    I don't know where he's buried but the grave references would tie up with the death record in 1961 and the marriage of a James Gamble to Edith Mather around 1927.
  15. How are you geting on with your Family Tree?

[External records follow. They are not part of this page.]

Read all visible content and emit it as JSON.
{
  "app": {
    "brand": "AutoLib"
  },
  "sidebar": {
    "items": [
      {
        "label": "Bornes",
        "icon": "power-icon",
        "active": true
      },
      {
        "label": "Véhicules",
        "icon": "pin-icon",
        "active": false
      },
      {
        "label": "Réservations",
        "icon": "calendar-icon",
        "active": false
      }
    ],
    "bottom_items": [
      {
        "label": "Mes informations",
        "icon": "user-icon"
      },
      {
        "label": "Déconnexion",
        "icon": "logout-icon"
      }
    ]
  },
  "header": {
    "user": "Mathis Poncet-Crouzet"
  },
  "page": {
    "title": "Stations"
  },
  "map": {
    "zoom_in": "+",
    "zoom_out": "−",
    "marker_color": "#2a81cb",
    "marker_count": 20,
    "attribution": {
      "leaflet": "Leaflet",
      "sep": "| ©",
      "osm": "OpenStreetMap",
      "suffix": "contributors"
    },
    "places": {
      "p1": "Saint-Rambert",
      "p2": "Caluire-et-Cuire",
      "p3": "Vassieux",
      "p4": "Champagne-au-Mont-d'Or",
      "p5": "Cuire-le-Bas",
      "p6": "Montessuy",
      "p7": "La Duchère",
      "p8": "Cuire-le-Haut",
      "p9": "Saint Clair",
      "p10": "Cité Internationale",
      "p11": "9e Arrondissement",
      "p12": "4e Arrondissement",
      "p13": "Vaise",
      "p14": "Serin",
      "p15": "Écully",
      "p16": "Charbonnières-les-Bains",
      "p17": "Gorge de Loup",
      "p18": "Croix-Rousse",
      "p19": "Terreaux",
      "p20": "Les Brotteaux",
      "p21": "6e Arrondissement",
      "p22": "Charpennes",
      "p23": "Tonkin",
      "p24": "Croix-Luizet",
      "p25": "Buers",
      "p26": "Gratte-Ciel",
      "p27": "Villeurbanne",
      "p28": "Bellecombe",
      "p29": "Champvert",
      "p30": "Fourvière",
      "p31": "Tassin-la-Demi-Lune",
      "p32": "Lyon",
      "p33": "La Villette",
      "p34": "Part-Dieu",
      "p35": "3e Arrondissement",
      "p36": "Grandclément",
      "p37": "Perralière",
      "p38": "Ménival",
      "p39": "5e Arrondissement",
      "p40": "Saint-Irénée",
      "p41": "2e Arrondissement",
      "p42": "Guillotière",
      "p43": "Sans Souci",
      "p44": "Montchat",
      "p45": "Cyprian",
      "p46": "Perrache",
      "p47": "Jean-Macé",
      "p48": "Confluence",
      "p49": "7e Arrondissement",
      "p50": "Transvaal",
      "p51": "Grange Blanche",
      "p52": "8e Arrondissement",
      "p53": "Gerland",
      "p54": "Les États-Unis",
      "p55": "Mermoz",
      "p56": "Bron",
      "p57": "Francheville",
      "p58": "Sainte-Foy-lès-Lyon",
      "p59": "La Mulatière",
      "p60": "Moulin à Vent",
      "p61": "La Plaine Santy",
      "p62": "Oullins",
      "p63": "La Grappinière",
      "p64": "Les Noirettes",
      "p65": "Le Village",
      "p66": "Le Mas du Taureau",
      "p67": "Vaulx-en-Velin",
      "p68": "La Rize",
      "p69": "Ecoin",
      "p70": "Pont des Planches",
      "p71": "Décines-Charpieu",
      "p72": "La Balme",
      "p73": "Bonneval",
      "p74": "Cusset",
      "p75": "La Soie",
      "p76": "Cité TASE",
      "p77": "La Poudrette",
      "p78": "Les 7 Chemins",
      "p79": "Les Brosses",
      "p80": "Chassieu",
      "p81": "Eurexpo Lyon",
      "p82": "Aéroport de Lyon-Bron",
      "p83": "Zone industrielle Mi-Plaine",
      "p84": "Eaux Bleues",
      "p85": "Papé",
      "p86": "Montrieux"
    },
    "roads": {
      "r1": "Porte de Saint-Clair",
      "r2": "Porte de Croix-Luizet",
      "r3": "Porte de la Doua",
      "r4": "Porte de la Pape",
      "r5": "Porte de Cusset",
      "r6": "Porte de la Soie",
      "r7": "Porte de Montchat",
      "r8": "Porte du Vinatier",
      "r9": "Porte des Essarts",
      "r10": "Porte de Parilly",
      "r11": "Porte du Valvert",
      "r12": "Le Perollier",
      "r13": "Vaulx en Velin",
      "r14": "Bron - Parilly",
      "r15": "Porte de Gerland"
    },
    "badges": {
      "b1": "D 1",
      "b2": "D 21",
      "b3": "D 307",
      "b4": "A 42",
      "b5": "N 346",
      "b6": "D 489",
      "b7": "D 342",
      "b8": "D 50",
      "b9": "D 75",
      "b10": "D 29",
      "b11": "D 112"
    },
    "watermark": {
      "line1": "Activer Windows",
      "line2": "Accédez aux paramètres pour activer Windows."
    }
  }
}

    I'm relatively new to family history but I've made some interesting (to me, at least) discoveries. I managed to push my part of my Haselden line back to around 1725 and almost all were born, lived and died within about 8 miles of where I grew up in Parr! There's a close association with the Sankey Canal in my family, with at least 5 members being lock keepers at various times. Locations include Newton-le-Willows, Widnes Docks and the New Double Locks in Parr. My Great(x3) Grandfather, William Haselden, was the lock keeper at the latter location for many years. He must have known my Great-Great Grandfather James Gamble, who owned a flat and was a boatman living in Sankey Place at the same time William Haselden was the lock keeper at New Double Locks. James Gamble must have taken his flat through those locks many times as he moved goods out of St.Helens. Ironic that that James' Grandaughter and William's Great Grandson would marry 70 years after William and James were working the canal. There's a sad aspect to this Sankey Canal association. William drowned in the canal, as did his father and one of his Grandsons, also named William...spookily, the 2 Williams drowned in the same place, near Merton Bank Road and Island's Brow. Another William Haselden, my Great Uncle, had an "interesting" reputation. We call him "William the Bad". He joined the 1st Bn, South Lancs Regt in 1888 and was posted to Portsmouth to help man the forts defending the south coast. In 1892 he was locked up for 30 days for assaulting a police officer. According to a contemporary newspaper article, he and his mates were coming back from a night on the town when a police officer told them to move along. They duly took off their belts and gave him a beating. Shortly after his release, he was posted to the 2nd Bn (I'm sure the 1st Bn just wanted rid of him) resulting in him going to Gibraltar then Malta and finally Egypt. While in Cairo, he was diagnosed with Type 1 Diabetes and was sent home to a military hospital in Southampton. He was discharged in 1894 on medical grounds. His paperwork included a section where his commanding officer could provide comments on his character and general habits. William's CO wrote just 3 words, "Irregular. Intemperate. Bad." William died in the Whiston Union Workhouse a year later due to his medical condition. My military heritage outside the Haselden line is a little more auspicious. George Gamble and his brother James lived in South John Street, Parr. Prior to WW1 they had labourer jobs typical of my family, George in Greenall's brewery and James in the mines. George was enlisted in the Rifle Brigade right after war broke out and military life clearly suited him, progressing through promotions to the rank of Sgt. He was commissioned in 1917 to the rank of 2nd Lt and was sent back to his unit in France in August of that year. Barely a month later, he was in the trenches when he heard German soldiers trying to cut the barbed wire. According to one report, he went to warn another officer of the impending threat (perhaps the Germans were more immediately in front of this other officer's position) but the Germans threw "bombs" (presumably hand grenades) which killed the other officer immediately and mortally wounded George. George's brother, James, joined the Royal Flying Corps in 1915 as an Air Mechanic. He, too, was promoted to Sergeant and then, in November 1917, was accepted for pilot training. I wonder if the death of his brother, George, that September, prompted James to take a more active role in the war. Upon completion of training, he was posted to 11 Squadron in France flying Bristol F2b Fighter aircraft. On one occasion, his engine failed and he had to force-land on a trench which broke the aircraft's fuselage in two. He and his observer where unharmed. At the end of the War, James stayed in the RAF serving with 11 Sqn as part of the occupation forces in Germany. He returned home in July 1919 and was ultimately discharged from the Service in 1923.